Yes we covered this at the brunch too. God it was depressing. How much talent goes to waste (because we’re female and can have babies, basically) How little flexible roles there are for senior and mid-level execs (because it’s men in senior roles, making all the decisions, obv.)
The mall glimmer of hope was hearing about the 30 Per Cent Club aiming at getting more women in senior decision making roles. And then reading The Sunday Times Magazine and hearing about ‘Come-Back Communities’ – that help retrain and refresh women to get back into the work place.Phew. I bet they are all started by women 😉
I was quite surprised to hear this at a recent women in business conference. An entrepreneur and mother of three telling a room of startup business women, mums, partners – ‘we have time’?
For the past 10 years or so I have felt as if I am on a permanent countdown. Has the baby breastfed for long enough? Has the baby slept for long enough? Then I go back to work and it was finding 20 minutes to finish a report before running to meet the nursery pick-up time. Speeding through traffic, wishing for a clear journey.
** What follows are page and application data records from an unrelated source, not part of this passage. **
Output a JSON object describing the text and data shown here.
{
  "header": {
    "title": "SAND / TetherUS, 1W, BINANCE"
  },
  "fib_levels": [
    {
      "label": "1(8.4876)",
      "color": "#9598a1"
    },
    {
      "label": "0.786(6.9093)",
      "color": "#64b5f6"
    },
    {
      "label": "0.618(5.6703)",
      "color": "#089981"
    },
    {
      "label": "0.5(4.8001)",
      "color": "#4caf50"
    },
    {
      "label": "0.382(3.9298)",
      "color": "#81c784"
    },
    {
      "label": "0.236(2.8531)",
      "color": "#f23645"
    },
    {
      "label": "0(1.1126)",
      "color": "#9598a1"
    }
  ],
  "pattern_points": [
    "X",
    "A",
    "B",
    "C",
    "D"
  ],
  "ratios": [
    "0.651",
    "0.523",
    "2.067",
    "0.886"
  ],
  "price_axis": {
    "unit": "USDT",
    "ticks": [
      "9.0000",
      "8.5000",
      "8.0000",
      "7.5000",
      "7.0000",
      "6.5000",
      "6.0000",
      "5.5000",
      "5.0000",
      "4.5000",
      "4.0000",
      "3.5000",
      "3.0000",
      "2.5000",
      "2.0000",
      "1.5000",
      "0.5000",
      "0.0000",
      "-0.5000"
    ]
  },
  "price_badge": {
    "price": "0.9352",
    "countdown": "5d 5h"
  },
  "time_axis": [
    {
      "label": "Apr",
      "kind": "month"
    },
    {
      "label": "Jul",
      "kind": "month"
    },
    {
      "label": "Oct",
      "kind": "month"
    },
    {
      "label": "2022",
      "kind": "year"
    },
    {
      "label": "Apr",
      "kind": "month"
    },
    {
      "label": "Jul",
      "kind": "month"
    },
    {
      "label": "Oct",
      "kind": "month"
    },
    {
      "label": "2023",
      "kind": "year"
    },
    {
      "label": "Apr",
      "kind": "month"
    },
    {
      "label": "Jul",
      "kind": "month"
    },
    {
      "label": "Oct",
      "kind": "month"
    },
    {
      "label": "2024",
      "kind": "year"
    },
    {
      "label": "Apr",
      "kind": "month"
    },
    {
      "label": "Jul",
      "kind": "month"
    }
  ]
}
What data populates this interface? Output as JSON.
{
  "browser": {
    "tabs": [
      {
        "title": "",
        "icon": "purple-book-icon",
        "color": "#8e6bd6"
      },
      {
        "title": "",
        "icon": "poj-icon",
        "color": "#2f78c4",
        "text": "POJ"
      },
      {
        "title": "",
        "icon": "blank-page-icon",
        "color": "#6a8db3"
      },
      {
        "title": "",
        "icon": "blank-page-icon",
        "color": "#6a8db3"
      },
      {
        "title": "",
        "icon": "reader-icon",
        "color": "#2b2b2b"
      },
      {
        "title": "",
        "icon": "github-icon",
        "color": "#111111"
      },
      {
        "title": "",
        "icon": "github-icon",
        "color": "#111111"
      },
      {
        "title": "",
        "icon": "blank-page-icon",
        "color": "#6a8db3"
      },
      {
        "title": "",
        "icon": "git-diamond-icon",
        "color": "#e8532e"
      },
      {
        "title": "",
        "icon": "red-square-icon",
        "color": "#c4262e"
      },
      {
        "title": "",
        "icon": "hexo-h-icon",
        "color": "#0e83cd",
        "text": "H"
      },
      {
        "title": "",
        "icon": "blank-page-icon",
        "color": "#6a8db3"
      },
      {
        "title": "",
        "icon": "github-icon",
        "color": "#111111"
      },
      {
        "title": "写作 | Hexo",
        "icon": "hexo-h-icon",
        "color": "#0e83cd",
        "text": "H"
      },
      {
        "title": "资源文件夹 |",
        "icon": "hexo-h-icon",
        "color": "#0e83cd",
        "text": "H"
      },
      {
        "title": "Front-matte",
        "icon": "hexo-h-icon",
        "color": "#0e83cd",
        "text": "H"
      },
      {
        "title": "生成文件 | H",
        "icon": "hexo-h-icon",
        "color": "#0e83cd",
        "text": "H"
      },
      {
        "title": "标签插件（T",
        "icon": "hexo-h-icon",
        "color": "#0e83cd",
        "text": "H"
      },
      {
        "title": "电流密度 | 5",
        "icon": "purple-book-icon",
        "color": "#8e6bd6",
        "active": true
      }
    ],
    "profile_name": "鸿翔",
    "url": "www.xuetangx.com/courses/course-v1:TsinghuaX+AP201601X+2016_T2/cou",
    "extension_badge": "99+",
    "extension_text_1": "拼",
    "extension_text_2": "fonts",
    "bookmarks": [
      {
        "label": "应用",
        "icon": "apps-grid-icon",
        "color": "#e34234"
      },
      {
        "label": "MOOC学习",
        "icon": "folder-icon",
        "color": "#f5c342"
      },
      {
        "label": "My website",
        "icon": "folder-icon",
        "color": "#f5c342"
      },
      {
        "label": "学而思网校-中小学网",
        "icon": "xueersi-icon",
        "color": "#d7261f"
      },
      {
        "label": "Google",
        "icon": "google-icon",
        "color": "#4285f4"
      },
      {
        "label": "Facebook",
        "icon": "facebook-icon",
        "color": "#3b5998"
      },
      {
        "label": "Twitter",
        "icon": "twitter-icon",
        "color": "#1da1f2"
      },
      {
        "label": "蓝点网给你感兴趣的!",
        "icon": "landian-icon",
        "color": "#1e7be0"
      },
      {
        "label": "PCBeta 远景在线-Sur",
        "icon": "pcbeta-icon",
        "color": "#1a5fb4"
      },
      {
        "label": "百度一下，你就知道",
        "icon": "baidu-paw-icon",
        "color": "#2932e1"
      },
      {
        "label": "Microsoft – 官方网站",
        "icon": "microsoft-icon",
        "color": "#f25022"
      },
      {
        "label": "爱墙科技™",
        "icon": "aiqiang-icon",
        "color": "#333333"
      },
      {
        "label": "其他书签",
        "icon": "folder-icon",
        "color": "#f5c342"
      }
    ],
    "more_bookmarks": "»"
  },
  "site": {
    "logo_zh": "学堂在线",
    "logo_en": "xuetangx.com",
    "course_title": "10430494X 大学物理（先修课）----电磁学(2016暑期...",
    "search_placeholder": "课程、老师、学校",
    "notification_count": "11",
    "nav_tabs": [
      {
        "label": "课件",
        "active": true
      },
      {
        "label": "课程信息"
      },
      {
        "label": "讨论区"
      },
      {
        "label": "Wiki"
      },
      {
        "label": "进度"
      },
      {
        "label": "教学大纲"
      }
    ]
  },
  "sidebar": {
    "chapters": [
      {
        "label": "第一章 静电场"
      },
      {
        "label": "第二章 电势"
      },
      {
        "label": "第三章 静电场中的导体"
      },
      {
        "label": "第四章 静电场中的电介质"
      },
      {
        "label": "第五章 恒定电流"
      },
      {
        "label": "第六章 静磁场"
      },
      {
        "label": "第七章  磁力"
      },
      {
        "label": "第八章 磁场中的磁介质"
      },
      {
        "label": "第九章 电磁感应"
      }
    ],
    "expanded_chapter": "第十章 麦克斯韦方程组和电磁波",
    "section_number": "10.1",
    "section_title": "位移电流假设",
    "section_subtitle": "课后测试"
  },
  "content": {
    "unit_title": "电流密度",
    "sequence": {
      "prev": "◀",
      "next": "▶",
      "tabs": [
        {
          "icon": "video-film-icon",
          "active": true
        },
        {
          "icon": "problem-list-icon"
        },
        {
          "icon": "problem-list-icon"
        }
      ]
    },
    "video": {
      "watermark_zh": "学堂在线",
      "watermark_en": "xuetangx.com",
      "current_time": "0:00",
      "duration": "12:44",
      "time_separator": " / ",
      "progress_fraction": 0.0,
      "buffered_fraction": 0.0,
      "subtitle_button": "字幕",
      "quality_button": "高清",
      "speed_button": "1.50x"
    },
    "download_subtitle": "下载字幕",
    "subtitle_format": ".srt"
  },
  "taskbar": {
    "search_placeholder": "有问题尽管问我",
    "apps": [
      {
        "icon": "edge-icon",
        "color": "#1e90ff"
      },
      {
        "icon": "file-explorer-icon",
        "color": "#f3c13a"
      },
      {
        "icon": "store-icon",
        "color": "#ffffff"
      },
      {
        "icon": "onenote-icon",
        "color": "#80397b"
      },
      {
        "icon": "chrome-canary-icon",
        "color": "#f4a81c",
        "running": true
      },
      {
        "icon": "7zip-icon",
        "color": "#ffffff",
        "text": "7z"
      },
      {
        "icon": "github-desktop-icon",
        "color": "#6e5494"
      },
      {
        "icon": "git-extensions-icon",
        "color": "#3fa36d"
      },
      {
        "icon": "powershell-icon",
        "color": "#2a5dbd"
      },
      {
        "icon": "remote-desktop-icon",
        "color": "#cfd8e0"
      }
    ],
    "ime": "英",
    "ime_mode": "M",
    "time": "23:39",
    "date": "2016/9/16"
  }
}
That’s moved to to seeing if I can just squeeze in mopping the floor, clearing out the litter tray, checking my diary, Tweeting and doing my hair as I can see a spare window of 10 minutes until the school run (Ages!!) Basically, I’ve been operating at high speed – and high stress levels over a long period of time.
And then I hear that! I have time? Well by god perhaps I do. Having just completed the MIND Run Every Day challenge apart from making me realise I need a new pair of running leggings, it made me realise I could choose the way I wanted to spend my time.
So if I wanted to go for a run for half an hour I could and the world wouldn’t stop. (Neither would the washing be done or the litter tray emptied, but that would be my choice.)
And if I could fit in half an hour a day for a jog – what else could I do? Perhaps I could stop multitasking and talk to my teenager. Which I am now going to do.